TASK DIRECTIONS:
I need the number of lines in the data that contain the word "JSON", and nothing beyond it.

Excerpts from a dataset:
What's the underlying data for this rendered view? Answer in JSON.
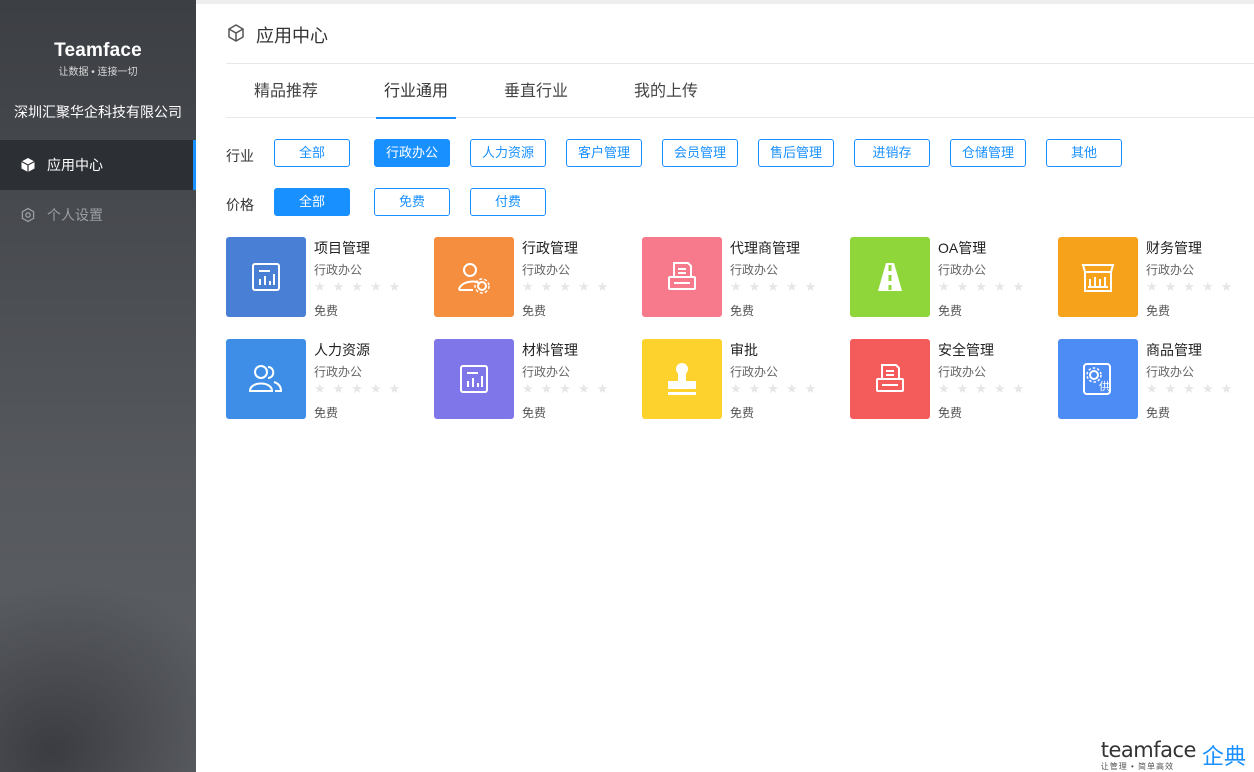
{
  "sidebar": {
    "logo_title": "Teamface",
    "logo_sub": "让数据 • 连接一切",
    "company": "深圳汇聚华企科技有限公司",
    "nav": [
      {
        "label": "应用中心",
        "icon": "cube-icon"
      },
      {
        "label": "个人设置",
        "icon": "gear-icon"
      }
    ]
  },
  "header": {
    "title": "应用中心",
    "icon": "cube-icon"
  },
  "tabs": [
    "精品推荐",
    "行业通用",
    "垂直行业",
    "我的上传"
  ],
  "active_tab": "行业通用",
  "filters": {
    "industry": {
      "label": "行业",
      "options": [
        "全部",
        "行政办公",
        "人力资源",
        "客户管理",
        "会员管理",
        "售后管理",
        "进销存",
        "仓储管理",
        "其他"
      ],
      "selected": "行政办公"
    },
    "price": {
      "label": "价格",
      "options": [
        "全部",
        "免费",
        "付费"
      ],
      "selected": "全部"
    }
  },
  "apps": [
    {
      "name": "项目管理",
      "category": "行政办公",
      "stars": "★★★★★",
      "price": "免费",
      "color": "#4a7fd6",
      "icon": "report-icon"
    },
    {
      "name": "行政管理",
      "category": "行政办公",
      "stars": "★★★★★",
      "price": "免费",
      "color": "#f58e3f",
      "icon": "user-gear-icon"
    },
    {
      "name": "代理商管理",
      "category": "行政办公",
      "stars": "★★★★★",
      "price": "免费",
      "color": "#f67a8c",
      "icon": "printer-icon"
    },
    {
      "name": "OA管理",
      "category": "行政办公",
      "stars": "★★★★★",
      "price": "免费",
      "color": "#8fd63b",
      "icon": "road-icon"
    },
    {
      "name": "财务管理",
      "category": "行政办公",
      "stars": "★★★★★",
      "price": "免费",
      "color": "#f7a21b",
      "icon": "shop-icon"
    },
    {
      "name": "人力资源",
      "category": "行政办公",
      "stars": "★★★★★",
      "price": "免费",
      "color": "#3e8ee8",
      "icon": "users-icon"
    },
    {
      "name": "材料管理",
      "category": "行政办公",
      "stars": "★★★★★",
      "price": "免费",
      "color": "#7f76ea",
      "icon": "report-icon"
    },
    {
      "name": "审批",
      "category": "行政办公",
      "stars": "★★★★★",
      "price": "免费",
      "color": "#fdd22c",
      "icon": "stamp-icon"
    },
    {
      "name": "安全管理",
      "category": "行政办公",
      "stars": "★★★★★",
      "price": "免费",
      "color": "#f45c5c",
      "icon": "printer-icon"
    },
    {
      "name": "商品管理",
      "category": "行政办公",
      "stars": "★★★★★",
      "price": "免费",
      "color": "#4d8cf5",
      "icon": "supply-icon"
    }
  ],
  "brand": {
    "en": "teamface",
    "sub": "让管理 • 简单高效",
    "cn": "企典"
  }
}
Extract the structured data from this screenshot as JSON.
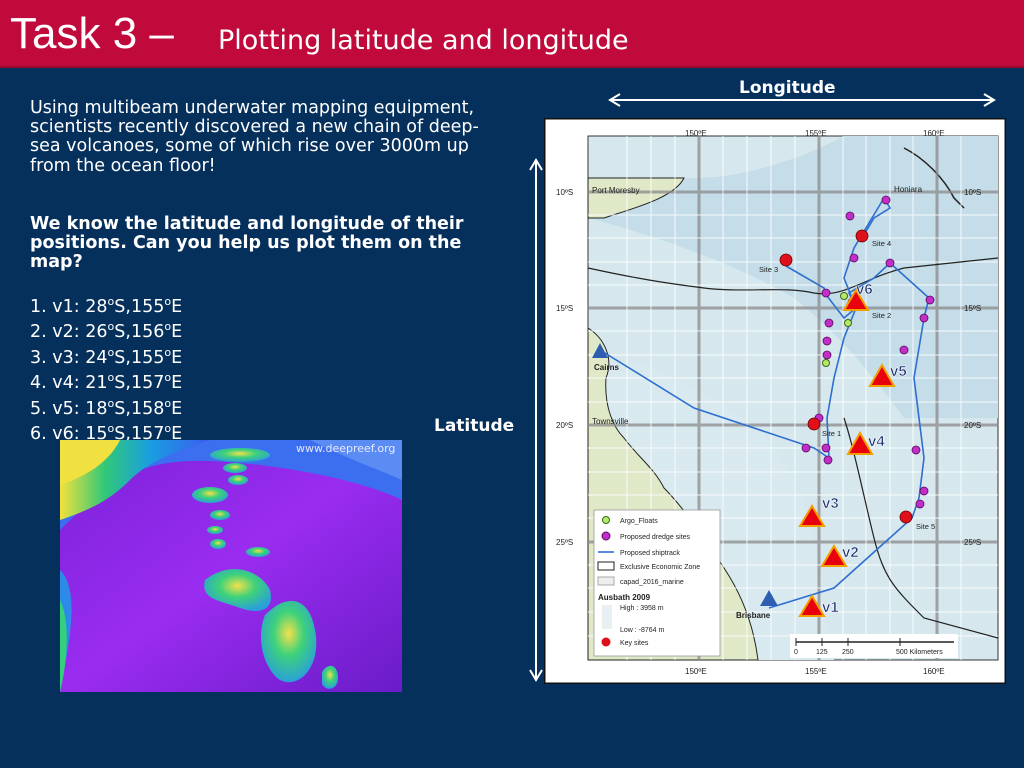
{
  "header": {
    "task": "Task 3 –",
    "subtitle": "Plotting latitude and longitude"
  },
  "intro_text": "Using multibeam underwater mapping equipment, scientists recently discovered a new chain of deep-sea volcanoes, some of which rise over 3000m up from the ocean floor!",
  "ask_text": "We know the latitude and longitude of their positions. Can you help us plot them on the map?",
  "volcanoes": [
    {
      "n": "1.",
      "name": "v1",
      "lat": "28",
      "lon": "155"
    },
    {
      "n": "2.",
      "name": "v2",
      "lat": "26",
      "lon": "156"
    },
    {
      "n": "3.",
      "name": "v3",
      "lat": "24",
      "lon": "155"
    },
    {
      "n": "4.",
      "name": "v4",
      "lat": "21",
      "lon": "157"
    },
    {
      "n": "5.",
      "name": "v5",
      "lat": "18",
      "lon": "158"
    },
    {
      "n": "6.",
      "name": "v6",
      "lat": "15",
      "lon": "157"
    }
  ],
  "degree_mark": "o",
  "hemisphere_s": "S,",
  "hemisphere_e": "E",
  "photo_watermark": "www.deepreef.org",
  "axis_labels": {
    "longitude": "Longitude",
    "latitude": "Latitude"
  },
  "map": {
    "lon_ticks": [
      "150ºE",
      "155ºE",
      "160ºE"
    ],
    "lat_ticks": [
      "10ºS",
      "15ºS",
      "20ºS",
      "25ºS"
    ],
    "places": [
      "Port Moresby",
      "Honiara",
      "Cairns",
      "Townsville",
      "Brisbane"
    ],
    "sites": [
      "Site 1",
      "Site 2",
      "Site 3",
      "Site 4",
      "Site 5"
    ],
    "volcano_labels": [
      "v1",
      "v2",
      "v3",
      "v4",
      "v5",
      "v6"
    ],
    "legend": {
      "items": [
        "Argo_Floats",
        "Proposed dredge sites",
        "Proposed shiptrack",
        "Exclusive Economic Zone",
        "capad_2016_marine"
      ],
      "ausbath_title": "Ausbath 2009",
      "high": "High : 3958 m",
      "low": "Low : -8764 m",
      "key_sites": "Key sites"
    },
    "scale": [
      "0",
      "125",
      "250",
      "500 Kilometers"
    ]
  },
  "colors": {
    "title_bar": "#c00a3c",
    "background": "#06305c",
    "volcano_marker": "#e8000e",
    "dredge_site": "#c12fc8",
    "shiptrack": "#2e6fd0"
  }
}
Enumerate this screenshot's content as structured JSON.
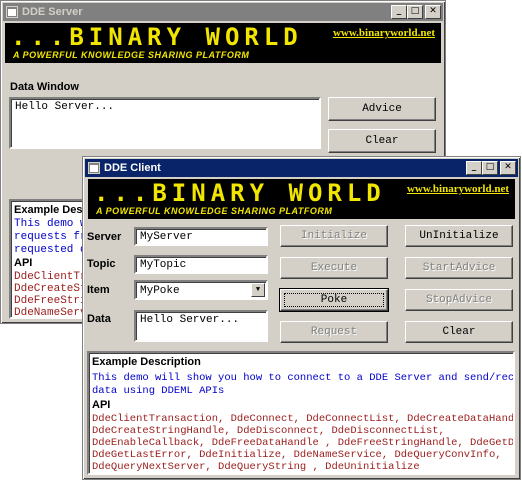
{
  "server_window": {
    "title": "DDE Server",
    "banner": {
      "logo": "...BINARY WORLD",
      "tagline": "A POWERFUL KNOWLEDGE SHARING PLATFORM",
      "url": "www.binaryworld.net"
    },
    "data_window_label": "Data Window",
    "data_text": "Hello Server...",
    "advice_label": "Advice",
    "clear_label": "Clear",
    "example_title": "Example Desc",
    "example_lines": "This demo w\nrequests fr\nrequested d",
    "api_label": "API",
    "api_lines": "DdeClientTr\nDdeCreateSt\nDdeFreeStri\nDdeNameServ"
  },
  "client_window": {
    "title": "DDE Client",
    "banner": {
      "logo": "...BINARY WORLD",
      "tagline": "A POWERFUL KNOWLEDGE SHARING PLATFORM",
      "url": "www.binaryworld.net"
    },
    "server_label": "Server",
    "server_value": "MyServer",
    "topic_label": "Topic",
    "topic_value": "MyTopic",
    "item_label": "Item",
    "item_value": "MyPoke",
    "data_label": "Data",
    "data_value": "Hello Server...",
    "buttons": {
      "initialize": "Initialize",
      "uninitialize": "UnInitialize",
      "execute": "Execute",
      "start_advice": "StartAdvice",
      "poke": "Poke",
      "stop_advice": "StopAdvice",
      "request": "Request",
      "clear": "Clear"
    },
    "example_title": "Example Description",
    "example_text": "This demo will show you how to connect to a DDE Server and send/receive\ndata using DDEML APIs",
    "api_label": "API",
    "api_text": "DdeClientTransaction, DdeConnect, DdeConnectList, DdeCreateDataHandle ,\nDdeCreateStringHandle, DdeDisconnect, DdeDisconnectList,\nDdeEnableCallback, DdeFreeDataHandle , DdeFreeStringHandle, DdeGetData,\nDdeGetLastError, DdeInitialize, DdeNameService, DdeQueryConvInfo,\nDdeQueryNextServer, DdeQueryString , DdeUninitialize"
  }
}
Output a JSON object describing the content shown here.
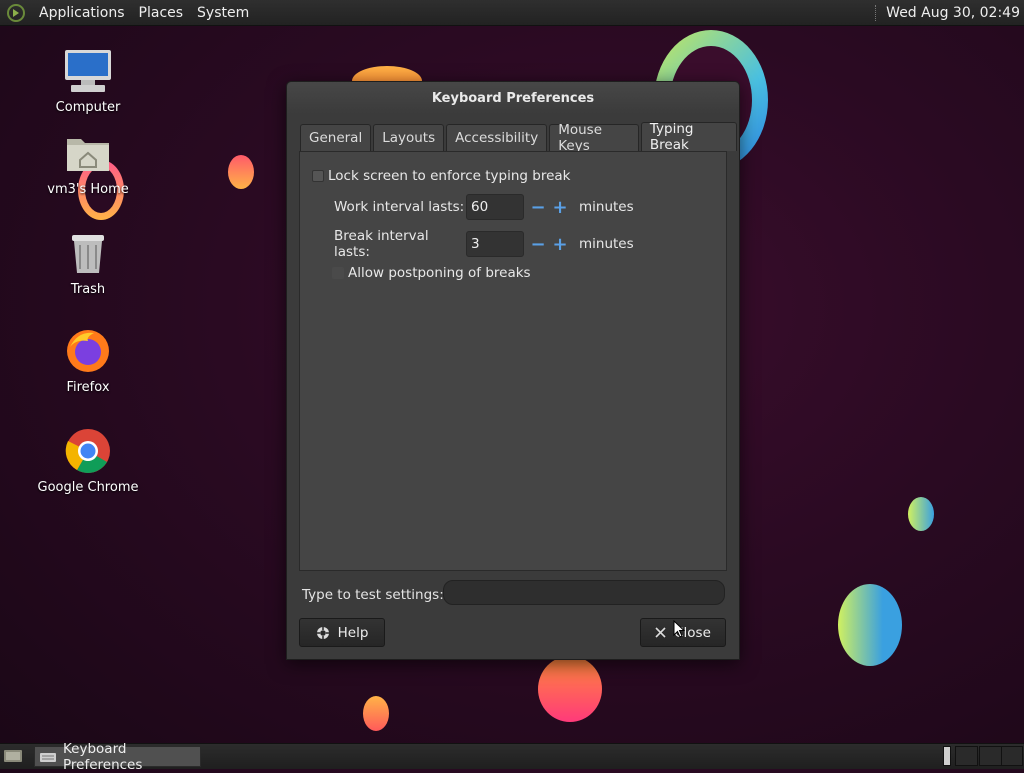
{
  "top_panel": {
    "menus": [
      "Applications",
      "Places",
      "System"
    ],
    "clock": "Wed Aug 30, 02:49"
  },
  "desktop": {
    "icons": [
      {
        "label": "Computer",
        "icon": "computer-icon"
      },
      {
        "label": "vm3's Home",
        "icon": "home-folder-icon"
      },
      {
        "label": "Trash",
        "icon": "trash-icon"
      },
      {
        "label": "Firefox",
        "icon": "firefox-icon"
      },
      {
        "label": "Google Chrome",
        "icon": "chrome-icon"
      }
    ]
  },
  "dialog": {
    "title": "Keyboard Preferences",
    "tabs": [
      "General",
      "Layouts",
      "Accessibility",
      "Mouse Keys",
      "Typing Break"
    ],
    "active_tab": "Typing Break",
    "lock_screen_label": "Lock screen to enforce typing break",
    "work_label": "Work interval lasts:",
    "work_value": "60",
    "break_label": "Break interval lasts:",
    "break_value": "3",
    "minutes_label": "minutes",
    "spin_minus": "−",
    "spin_plus": "+",
    "postpone_label": "Allow postponing of breaks",
    "test_label": "Type to test settings:",
    "help_button": "Help",
    "close_button": "Close"
  },
  "bottom_panel": {
    "task_label": "Keyboard Preferences"
  },
  "colors": {
    "accent": "#5aa0e6",
    "desktop_bg": "#2a0a22",
    "dialog_bg": "#3b3b3b"
  }
}
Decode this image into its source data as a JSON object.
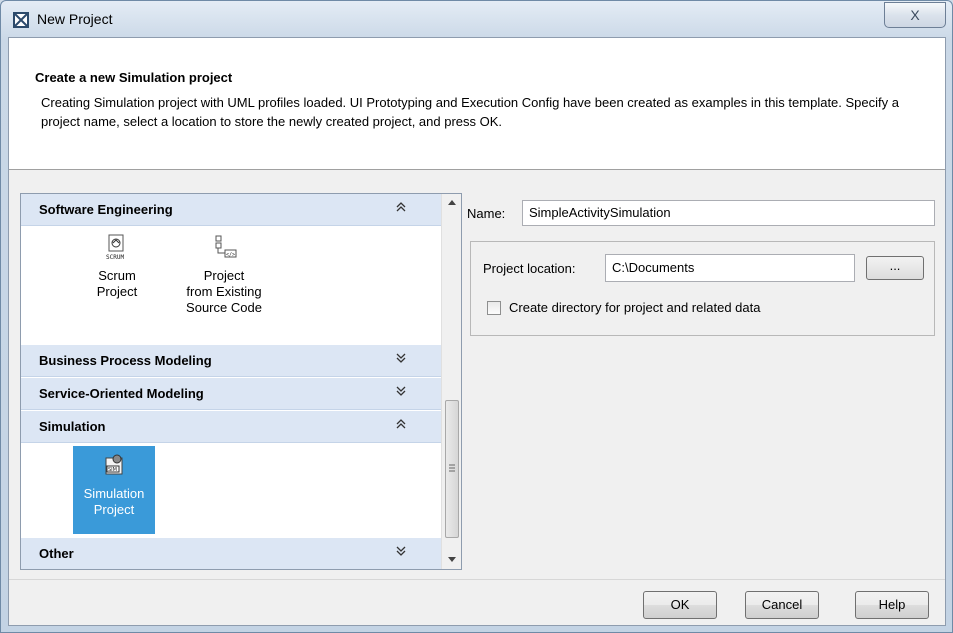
{
  "window": {
    "title": "New Project",
    "close_glyph": "X"
  },
  "header": {
    "title": "Create a new Simulation project",
    "description": "Creating Simulation project with UML profiles loaded. UI Prototyping and Execution Config have been created as examples in this template. Specify a project name, select a location to store the newly created project, and press OK."
  },
  "categories": [
    {
      "label": "Software Engineering",
      "state": "expanded",
      "toggle_glyph": "≈",
      "items": [
        {
          "label": "Scrum\nProject",
          "icon": "scrum-project-icon"
        },
        {
          "label": "Project\nfrom Existing\nSource Code",
          "icon": "source-code-project-icon"
        }
      ]
    },
    {
      "label": "Business Process Modeling",
      "state": "collapsed",
      "toggle_glyph": "≈"
    },
    {
      "label": "Service-Oriented Modeling",
      "state": "collapsed",
      "toggle_glyph": "≈"
    },
    {
      "label": "Simulation",
      "state": "expanded",
      "toggle_glyph": "≈",
      "items": [
        {
          "label": "Simulation\nProject",
          "icon": "simulation-project-icon",
          "selected": true
        }
      ]
    },
    {
      "label": "Other",
      "state": "collapsed",
      "toggle_glyph": "≈"
    }
  ],
  "form": {
    "name_label": "Name:",
    "name_value": "SimpleActivitySimulation",
    "location_label": "Project location:",
    "location_value": "C:\\Documents",
    "browse_label": "...",
    "create_dir_label": "Create directory for project and related data",
    "create_dir_checked": false
  },
  "buttons": {
    "ok": "OK",
    "cancel": "Cancel",
    "help": "Help"
  },
  "colors": {
    "selection": "#3a9ad9",
    "category_header": "#dce6f4",
    "title_bar": "#cad8e7"
  }
}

REPLY TO THE EXERCISE:
5